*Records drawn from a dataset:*
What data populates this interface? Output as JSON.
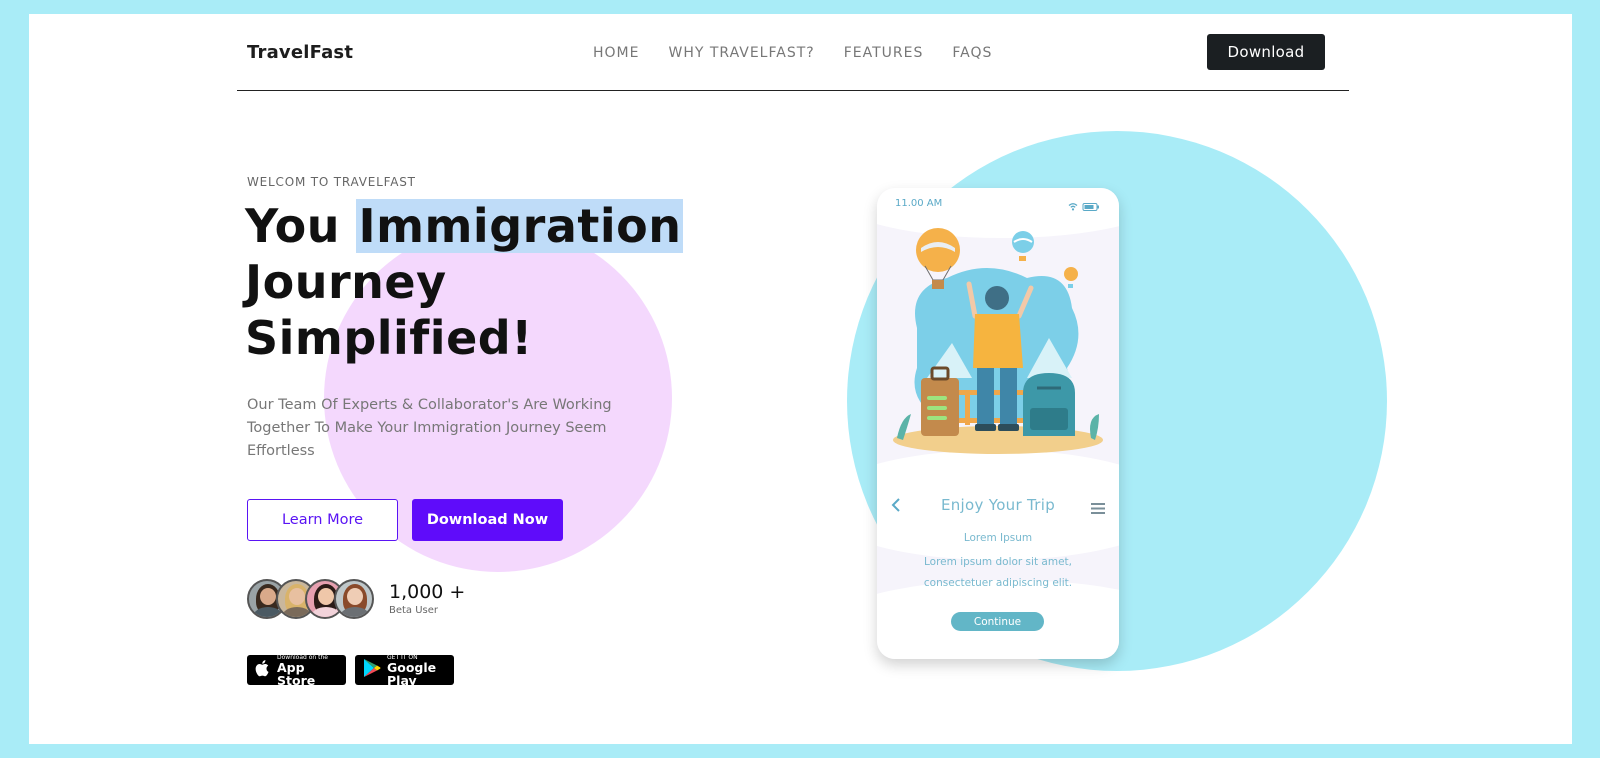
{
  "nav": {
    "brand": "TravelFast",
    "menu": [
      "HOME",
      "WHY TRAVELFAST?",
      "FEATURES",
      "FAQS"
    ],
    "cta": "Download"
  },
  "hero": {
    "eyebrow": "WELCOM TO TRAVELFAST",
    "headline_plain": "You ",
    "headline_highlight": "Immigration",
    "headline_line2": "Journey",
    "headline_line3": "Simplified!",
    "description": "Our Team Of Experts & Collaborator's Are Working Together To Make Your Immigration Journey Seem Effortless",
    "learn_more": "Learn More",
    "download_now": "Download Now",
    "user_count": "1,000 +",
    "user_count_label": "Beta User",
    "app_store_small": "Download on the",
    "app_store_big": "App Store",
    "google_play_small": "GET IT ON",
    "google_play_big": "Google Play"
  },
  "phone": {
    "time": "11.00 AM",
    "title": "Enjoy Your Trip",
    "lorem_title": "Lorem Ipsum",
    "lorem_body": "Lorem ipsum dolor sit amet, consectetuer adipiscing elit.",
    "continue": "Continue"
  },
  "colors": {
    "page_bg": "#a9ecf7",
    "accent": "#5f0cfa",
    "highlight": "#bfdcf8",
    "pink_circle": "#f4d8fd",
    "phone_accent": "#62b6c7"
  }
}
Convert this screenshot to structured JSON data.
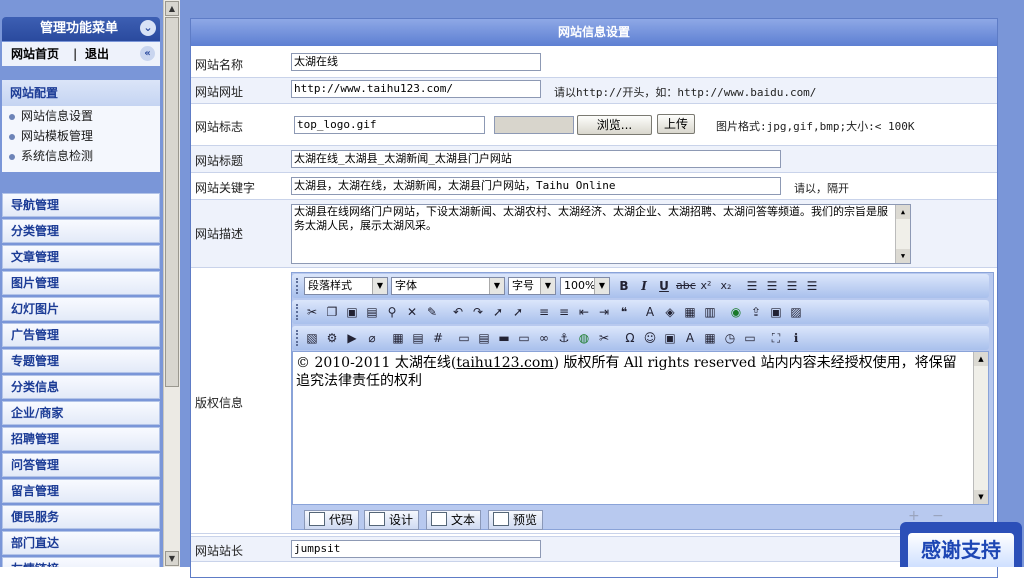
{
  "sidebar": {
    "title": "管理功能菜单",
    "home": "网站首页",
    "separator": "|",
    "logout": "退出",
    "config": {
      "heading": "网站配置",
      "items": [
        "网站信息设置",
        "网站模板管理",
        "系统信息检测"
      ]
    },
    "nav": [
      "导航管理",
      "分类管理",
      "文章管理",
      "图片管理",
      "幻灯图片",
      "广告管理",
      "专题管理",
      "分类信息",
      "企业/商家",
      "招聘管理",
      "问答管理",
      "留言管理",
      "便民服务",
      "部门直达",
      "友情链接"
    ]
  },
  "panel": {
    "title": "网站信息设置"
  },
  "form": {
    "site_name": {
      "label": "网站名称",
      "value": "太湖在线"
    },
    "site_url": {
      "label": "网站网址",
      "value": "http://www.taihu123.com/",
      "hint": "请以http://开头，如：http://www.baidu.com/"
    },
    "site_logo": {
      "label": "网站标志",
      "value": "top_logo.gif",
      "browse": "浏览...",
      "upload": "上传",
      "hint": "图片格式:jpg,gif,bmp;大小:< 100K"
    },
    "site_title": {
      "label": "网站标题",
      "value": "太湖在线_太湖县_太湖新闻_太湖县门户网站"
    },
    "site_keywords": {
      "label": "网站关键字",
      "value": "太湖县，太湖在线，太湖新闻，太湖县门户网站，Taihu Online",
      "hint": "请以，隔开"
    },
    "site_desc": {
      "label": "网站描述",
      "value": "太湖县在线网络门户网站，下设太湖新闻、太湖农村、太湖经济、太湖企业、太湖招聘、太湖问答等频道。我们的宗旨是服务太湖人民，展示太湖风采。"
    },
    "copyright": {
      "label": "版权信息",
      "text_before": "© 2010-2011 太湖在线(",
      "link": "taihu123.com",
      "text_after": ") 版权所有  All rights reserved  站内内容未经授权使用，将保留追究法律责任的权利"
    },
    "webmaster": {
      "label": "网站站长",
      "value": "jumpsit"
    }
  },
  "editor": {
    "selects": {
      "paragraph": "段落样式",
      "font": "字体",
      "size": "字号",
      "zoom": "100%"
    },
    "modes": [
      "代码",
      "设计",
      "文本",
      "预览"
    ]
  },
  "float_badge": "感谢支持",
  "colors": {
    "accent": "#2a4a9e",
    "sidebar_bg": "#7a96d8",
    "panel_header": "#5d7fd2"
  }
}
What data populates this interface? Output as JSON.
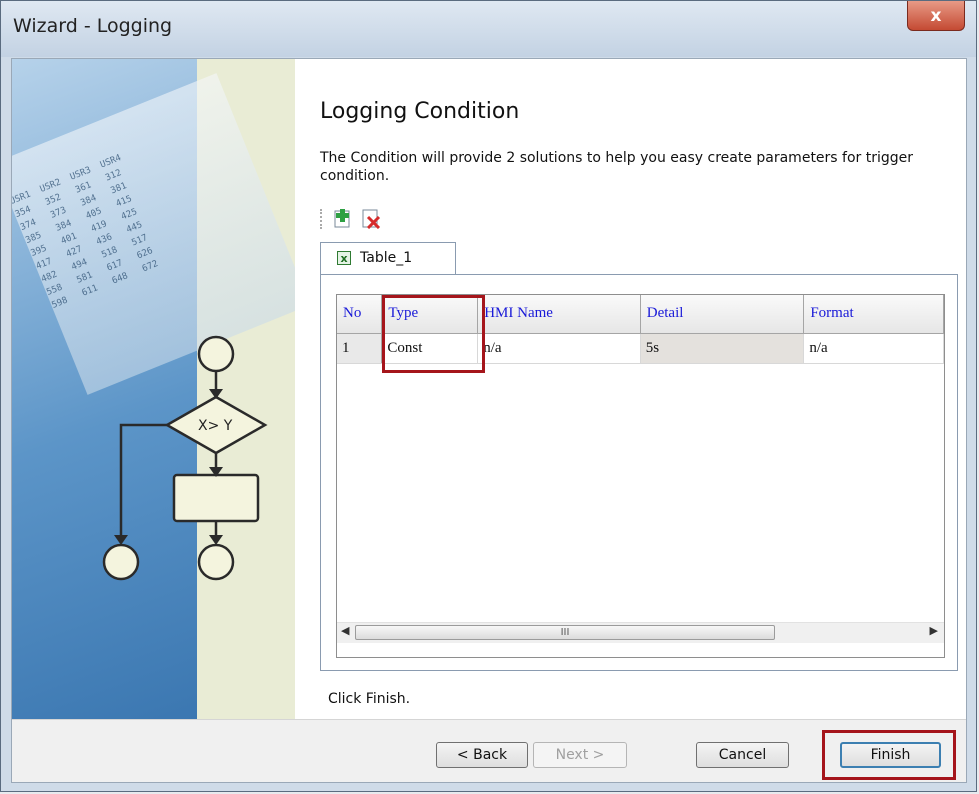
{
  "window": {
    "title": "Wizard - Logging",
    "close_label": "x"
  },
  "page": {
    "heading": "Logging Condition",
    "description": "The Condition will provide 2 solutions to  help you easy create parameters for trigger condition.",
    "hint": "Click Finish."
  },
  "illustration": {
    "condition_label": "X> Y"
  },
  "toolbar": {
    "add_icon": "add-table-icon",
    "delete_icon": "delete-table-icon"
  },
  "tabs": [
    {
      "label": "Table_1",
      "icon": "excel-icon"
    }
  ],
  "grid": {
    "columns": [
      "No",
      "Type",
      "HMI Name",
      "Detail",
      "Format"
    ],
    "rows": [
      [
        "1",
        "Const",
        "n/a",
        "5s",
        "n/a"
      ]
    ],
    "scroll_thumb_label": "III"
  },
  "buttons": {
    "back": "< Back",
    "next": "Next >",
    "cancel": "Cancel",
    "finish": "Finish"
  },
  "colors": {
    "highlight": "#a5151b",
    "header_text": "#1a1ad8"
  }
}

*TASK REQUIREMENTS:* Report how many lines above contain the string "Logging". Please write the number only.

*WRITTEN SOLUTION:* 2